The answer must consist of each line below that contains the word "title", copied in full.

[RECORDS FOR THE TASK]
::::

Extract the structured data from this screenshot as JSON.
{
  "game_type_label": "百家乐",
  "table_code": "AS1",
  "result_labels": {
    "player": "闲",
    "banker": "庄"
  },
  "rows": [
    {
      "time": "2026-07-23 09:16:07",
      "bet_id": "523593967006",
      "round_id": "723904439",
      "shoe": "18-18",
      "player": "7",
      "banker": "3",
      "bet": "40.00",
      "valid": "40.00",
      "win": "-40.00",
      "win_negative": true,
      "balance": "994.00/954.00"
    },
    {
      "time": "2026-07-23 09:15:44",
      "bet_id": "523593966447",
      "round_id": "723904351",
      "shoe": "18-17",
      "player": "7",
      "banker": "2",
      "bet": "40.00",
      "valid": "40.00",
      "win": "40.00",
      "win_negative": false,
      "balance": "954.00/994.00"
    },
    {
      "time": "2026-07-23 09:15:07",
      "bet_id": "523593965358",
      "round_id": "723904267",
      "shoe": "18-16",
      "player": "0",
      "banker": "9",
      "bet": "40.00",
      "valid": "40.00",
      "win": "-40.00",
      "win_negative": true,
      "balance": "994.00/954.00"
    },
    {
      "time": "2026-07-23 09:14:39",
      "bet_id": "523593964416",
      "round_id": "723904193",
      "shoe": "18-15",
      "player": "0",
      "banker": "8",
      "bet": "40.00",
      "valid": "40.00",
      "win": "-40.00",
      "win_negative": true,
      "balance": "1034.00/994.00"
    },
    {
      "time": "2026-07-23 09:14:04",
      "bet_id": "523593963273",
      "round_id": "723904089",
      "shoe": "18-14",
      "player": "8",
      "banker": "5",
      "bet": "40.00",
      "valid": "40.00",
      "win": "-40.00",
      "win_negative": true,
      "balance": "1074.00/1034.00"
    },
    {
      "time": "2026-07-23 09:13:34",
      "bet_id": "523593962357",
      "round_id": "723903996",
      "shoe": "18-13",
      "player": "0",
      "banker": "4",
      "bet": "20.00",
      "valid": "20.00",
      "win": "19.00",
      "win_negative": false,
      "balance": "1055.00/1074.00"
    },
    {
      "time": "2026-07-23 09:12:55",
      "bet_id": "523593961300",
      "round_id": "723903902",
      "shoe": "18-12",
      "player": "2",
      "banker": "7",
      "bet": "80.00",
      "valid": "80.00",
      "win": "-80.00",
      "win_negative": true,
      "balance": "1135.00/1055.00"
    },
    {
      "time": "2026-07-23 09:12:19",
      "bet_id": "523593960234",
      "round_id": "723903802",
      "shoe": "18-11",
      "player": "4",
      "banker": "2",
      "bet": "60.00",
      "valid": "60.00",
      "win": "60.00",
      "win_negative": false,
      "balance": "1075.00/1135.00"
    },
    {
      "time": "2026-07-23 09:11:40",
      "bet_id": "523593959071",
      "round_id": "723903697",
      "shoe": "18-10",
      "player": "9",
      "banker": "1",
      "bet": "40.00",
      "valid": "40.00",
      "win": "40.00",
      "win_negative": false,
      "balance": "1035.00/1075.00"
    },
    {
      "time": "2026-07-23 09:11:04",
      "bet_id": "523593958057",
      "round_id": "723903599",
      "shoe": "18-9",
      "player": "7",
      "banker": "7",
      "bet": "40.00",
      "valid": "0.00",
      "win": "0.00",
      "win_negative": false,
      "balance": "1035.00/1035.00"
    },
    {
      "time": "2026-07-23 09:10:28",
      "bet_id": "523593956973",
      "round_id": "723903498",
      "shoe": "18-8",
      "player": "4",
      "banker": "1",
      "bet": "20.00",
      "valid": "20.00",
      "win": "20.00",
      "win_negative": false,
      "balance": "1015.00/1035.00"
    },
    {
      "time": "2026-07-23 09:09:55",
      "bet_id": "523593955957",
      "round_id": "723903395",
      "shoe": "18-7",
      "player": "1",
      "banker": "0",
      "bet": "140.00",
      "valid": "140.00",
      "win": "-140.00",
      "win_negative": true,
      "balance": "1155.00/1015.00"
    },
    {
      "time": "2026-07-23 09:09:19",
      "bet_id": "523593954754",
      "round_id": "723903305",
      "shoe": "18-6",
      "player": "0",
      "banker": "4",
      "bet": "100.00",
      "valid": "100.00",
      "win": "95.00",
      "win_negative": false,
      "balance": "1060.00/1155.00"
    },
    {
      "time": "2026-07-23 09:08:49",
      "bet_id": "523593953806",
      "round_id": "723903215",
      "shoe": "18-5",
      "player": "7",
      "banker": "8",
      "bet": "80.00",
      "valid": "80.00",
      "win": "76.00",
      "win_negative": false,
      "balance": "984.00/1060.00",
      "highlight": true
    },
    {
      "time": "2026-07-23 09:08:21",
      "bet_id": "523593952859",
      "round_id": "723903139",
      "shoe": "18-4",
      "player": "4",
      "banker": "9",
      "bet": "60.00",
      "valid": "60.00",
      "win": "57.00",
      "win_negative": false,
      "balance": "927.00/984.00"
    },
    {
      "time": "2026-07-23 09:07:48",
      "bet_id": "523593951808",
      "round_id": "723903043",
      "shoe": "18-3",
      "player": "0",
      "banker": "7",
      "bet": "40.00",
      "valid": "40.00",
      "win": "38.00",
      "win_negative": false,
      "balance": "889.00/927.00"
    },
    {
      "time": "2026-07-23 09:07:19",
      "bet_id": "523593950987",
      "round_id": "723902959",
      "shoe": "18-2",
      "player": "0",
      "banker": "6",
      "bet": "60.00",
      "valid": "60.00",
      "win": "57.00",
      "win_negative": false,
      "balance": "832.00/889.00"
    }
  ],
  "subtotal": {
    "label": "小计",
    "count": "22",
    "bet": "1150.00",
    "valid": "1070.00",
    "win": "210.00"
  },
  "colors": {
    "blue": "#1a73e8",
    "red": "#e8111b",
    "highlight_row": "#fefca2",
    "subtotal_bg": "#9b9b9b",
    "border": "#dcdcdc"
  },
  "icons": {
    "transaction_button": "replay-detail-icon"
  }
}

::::

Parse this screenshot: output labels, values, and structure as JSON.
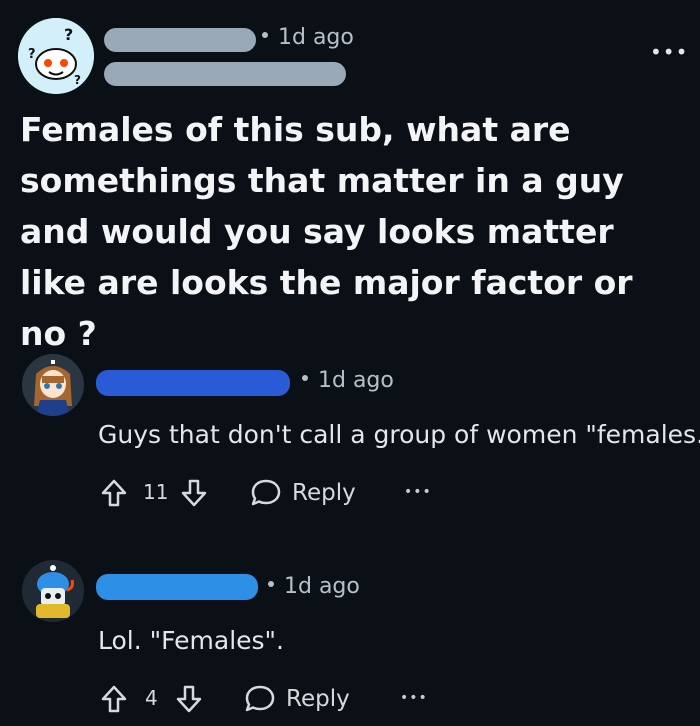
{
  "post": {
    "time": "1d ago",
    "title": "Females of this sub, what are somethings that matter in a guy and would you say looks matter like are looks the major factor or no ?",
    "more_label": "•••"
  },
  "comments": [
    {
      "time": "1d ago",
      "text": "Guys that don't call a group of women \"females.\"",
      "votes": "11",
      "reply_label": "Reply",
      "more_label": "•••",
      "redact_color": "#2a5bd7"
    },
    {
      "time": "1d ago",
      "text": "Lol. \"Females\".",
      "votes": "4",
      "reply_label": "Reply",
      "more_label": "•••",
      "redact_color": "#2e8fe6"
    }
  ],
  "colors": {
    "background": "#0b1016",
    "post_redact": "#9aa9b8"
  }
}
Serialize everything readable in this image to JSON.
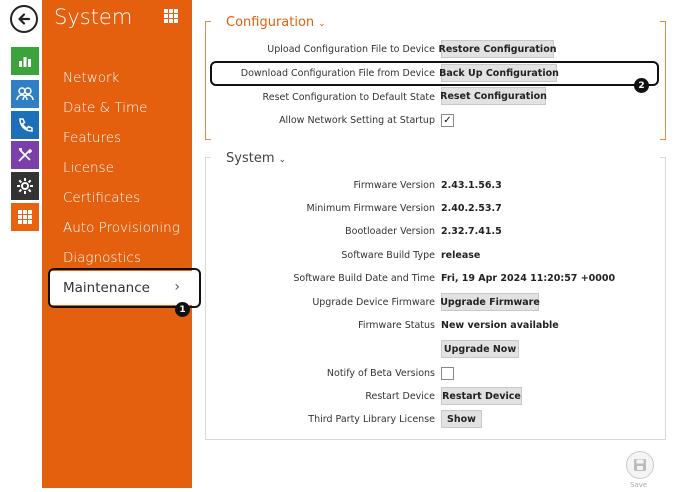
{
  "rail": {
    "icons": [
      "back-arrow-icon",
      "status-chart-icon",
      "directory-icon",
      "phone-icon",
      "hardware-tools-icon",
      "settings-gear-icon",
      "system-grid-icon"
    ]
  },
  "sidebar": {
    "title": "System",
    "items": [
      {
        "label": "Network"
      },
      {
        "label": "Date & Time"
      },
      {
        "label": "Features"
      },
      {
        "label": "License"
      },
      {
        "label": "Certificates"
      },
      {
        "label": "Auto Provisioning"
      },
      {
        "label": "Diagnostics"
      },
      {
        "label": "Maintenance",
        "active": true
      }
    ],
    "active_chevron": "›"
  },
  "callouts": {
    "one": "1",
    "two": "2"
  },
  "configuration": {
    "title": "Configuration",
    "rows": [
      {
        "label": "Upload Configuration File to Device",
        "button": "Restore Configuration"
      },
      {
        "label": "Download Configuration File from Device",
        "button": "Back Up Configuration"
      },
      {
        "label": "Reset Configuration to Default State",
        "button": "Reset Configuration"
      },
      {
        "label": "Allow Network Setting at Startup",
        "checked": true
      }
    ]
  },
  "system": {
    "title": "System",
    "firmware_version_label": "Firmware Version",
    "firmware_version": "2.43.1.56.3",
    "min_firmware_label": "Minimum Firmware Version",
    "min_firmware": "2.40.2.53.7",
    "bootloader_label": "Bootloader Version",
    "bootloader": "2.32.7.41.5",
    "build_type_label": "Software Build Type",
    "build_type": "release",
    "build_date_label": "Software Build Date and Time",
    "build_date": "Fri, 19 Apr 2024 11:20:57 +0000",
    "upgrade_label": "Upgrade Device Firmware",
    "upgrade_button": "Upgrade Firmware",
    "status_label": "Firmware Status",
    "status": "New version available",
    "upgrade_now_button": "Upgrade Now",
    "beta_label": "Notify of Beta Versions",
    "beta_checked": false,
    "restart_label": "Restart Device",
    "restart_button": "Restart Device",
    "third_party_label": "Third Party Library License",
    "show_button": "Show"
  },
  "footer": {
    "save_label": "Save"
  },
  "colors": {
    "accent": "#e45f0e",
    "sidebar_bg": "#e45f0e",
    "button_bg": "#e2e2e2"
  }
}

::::

[EXERCISE RESULT]
    "title": "Females of this sub, what are somethings that matter in a guy and would you say looks matter like are looks the major factor or no ?",
    "title": "System",
    "title": "Configuration",
    "title": "System",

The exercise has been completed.